There is more to transport in the community than motor vehicles and I have been very pleased to see the facilities incorporated for pedestrians and cyclists as well.
As usual I would urge caution whilst drivers become accustomed to the changes. There are too many on the roads who seem to think that a sudden burst of acceleration is all that is required when they notice that they are in the wrong lane. While this causes much consternation to other road users it is not the fault of the contractors.
All in all a big thumbs up from me.
Whereas I fully understand that we all have to be somewhere I will never understand why the tolerance and courtesy towards others that we would display automatically in any other public space eludes so many while they are driving.
There are countless good advice posts online suggesting leave more time for your journey, advice regarding weather conditions etcetera, I shall almost certainly write more of those myself.
This post on the other hand is simply a plea from the heart of a cynical driving instructor to his fellow humanity:
Please show a little more patience on the road!
Temperatures in the Nuneaton area were below freezing point last night and remain in low single figures as I write this.
Having been out on lessons this morning I have seen pedestrians who have chosen to walk along the road instead of the footpath. Please understand that this is something that you undertake entirely at your own risk and not a choice that I can endorse or encourage. Walking slower on the footpath has to be safer. However, should you find yourself in a position where you have no alternative to walking along the carriageway; or should you continue to choose to, then please follow the advice in the Highway Code and walk on the side of the road that allows you to face the oncoming traffic.
I am not trying to preach here. I saw a lady on Vernons Lane this morning scared by a near miss from a driver who was in control of their car but drove very close anyway, literally as if the pedestrian had not been there.
This behaviour should not happen but we have to face the fact that we know that it does and act appropriately.

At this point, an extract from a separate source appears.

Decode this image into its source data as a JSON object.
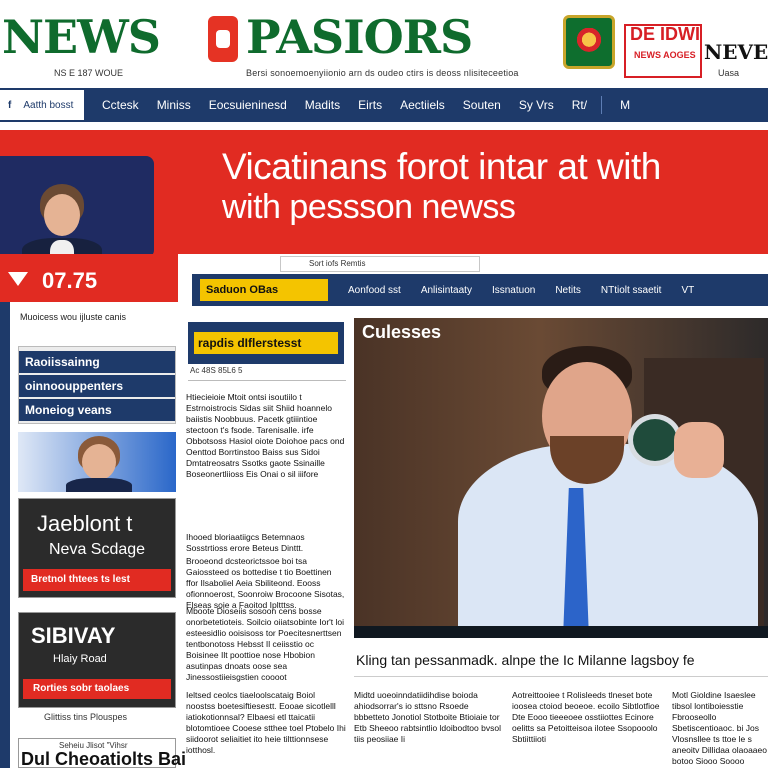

Alongside a great number of Nuneaton residents I am delighted to see that the improvements to the roundabout on the A444 on Coton Road in Nuneaton are nearing completion.
Until the traffic light system is switched on sometime later this month I would advise extra caution when approaching this roundabout from any direction. Many drivers are entering the junction in a haphazard manner which increases the danger for every other road user. I would certainly advise cyclists to avoid this junction completely until the traffic control system is fully operational, or if that is not a possibility at least exercise extreme caution before changing direction.
While the scheme is being completed I would urge all road users to pay considerable attention to the signage and road markings on approach to the roundabout. They are now quite considerably different and it is clear that drivers at the moment are all over the place.
Take your time on the new junction and drive accurately please – this is in your own best interests!
There is some debate locally as to whether the improvements will actually deliver benefits to safety or the flow of traffic in the area. It is my belief that they will deliver both. I am looking forward to the latest improvement to our traffic system becoming fully functional to experience it for myself.